Converting Financial Capital into Social Capital
Wednesday, 20th April 2016 at 11:06 am
Through a groundswell of consumer advocacy, ethical investment and banking is no longer a niche but an essential part of the financial landscape, writes Jim Hardy, a senior manager at Community Sector Banking.
The financial landscape is changing. With greater access to information and more prominence given to social and environmental issues, individuals are looking at how their banking and investments can do more than simply provide a return.
It’s not surprising then that ethical investment and ethical banking are on the rise, even being described by some as “mainstream”.
The Responsible Investment Association of Australasia (RIAA) reported in its recent Benchmark Report that total assets managed under responsible investment strategies in Australia have grown to $629.5 billion – 50 per cent of the total assets under management in Australia.
And those investments that are managed under “core responsible investment strategies” – that is, those that might have previously been referred to as ethical or “socially responsible investments” have grown by 24 per cent after experiencing a 50 per cent increase in the previous year.
It’s clear the growth of this sub-sector is being driven by an increase in demand, particularly following the Global Financial Crisis and related to the growth in prominence of social and environmental activism.
According to RIAA, four key factors are motivating people to invest ethically:
- There is a growing list of examples of shareholder value being undermined by companies’ poor management of environmental, social and other ethical issues.
- The demand for retirement savings to match investors’ values is growing.
- There is a growth in fiduciary awareness that issues such as climate changes can have wide-ranging investment implications.
- There is move by activists and civil society to focus on the financial sector as a way of affecting social change.
The idea that investing ethically undercuts investor return is also diminishing.
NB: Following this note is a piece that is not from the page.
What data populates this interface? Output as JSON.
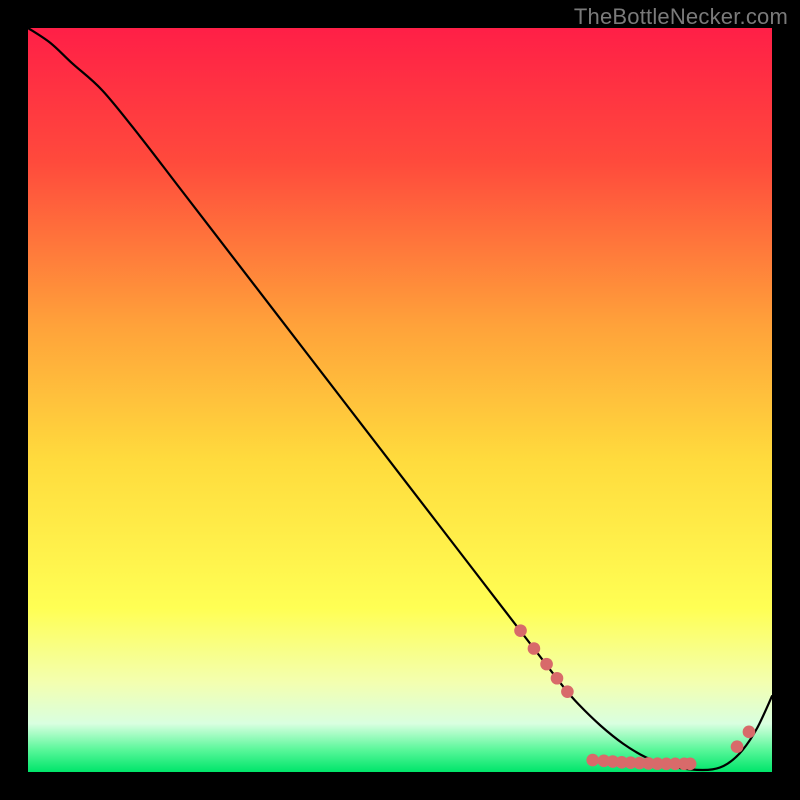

Environment, social and corporate governance focused funds show comparable returns when compared to more mainstream investments, and this trend can be traced back to 2002. In 2013, these funds outperformed the average of the ASX 300.
These trends are not just limited to investment and superannuation. Banking too, is facing an increased demand for ethical products and behaviour. Greater access to information about the ethical dilemmas of the world has driven people to make decisions based on their moral values, which have in turn led to a growth in awareness of how personal finances are being invested.
Standard Life’s Head of Responsible Investing, Amanda Young recently told Financial Observer that Generation Y investors in particular are interested in values-based investment.
“What’s driving the millennials’ thinking is the massive increase in technology over the past 10 years, which has allowed us unprecedented access to information,” Young said.
“What companies say and do and the products they make are now open to scrutiny. People can see when an oil company operates in Africa, they can see whether it is treating its employees properly or whether bribes are being paid.”
Greater access to information about the ethical dilemmas of the world online has driven people to make decisions based on their moral values, which have in turn led to a growth in awareness of how personal finances are being invested. Divestment from fossil fuels, tobacco, gambling are increasingly being advocated by customers.
Mass online petitions, campaign websites or comparison web apps now have a groundswell of popular support among those fed up with the headlines.
Ethical banking and financing isn’t new. Indeed, it has been around in the UK since the 1970s. But what is new is the evidence-based research that it really does work – for investors, financial institutions and the causes they support through their funds.
Earlier this week I read the story of Hayley, a young woman who struggled with a heroin and ice addiction who lived on the streets. She got clean with the help of the Self Help Addiction Resource Centre and through them was linked up with HoMie – a social enterprise designed to assist those experiencing homelessness.
With their support, Hayley is now about to finish her Alcohol and Other Drugs Mental Health diploma.
Hayley’s story made me feel a real sense of pride and purpose to work at a banking organisation that can help change people’s lives in this enormous way through creative and purpose-driven finance.
Our strong belief at Community Sector Banking is that business must be a force for good. It’s not enough to simply offer basic banking products; it is our responsibility to leave the community stronger than when found it.
While the increasing demand for ethical investment and banking might be challenging for some institutions, the opportunities are also vast. Businesses must align their operations with the values of the communities they operate in and ensure their long-term health and sustainability.
Ethical investment is no longer a niche demand, but a core part of the banking and investment landscape.
About the Author: Jim Hardy is senior manager of philanthropy, product delivery and expansion at Community Sector Banking. CSB is a joint venture between Bendigo Bank and the Community 21 consortium of Not for Profits.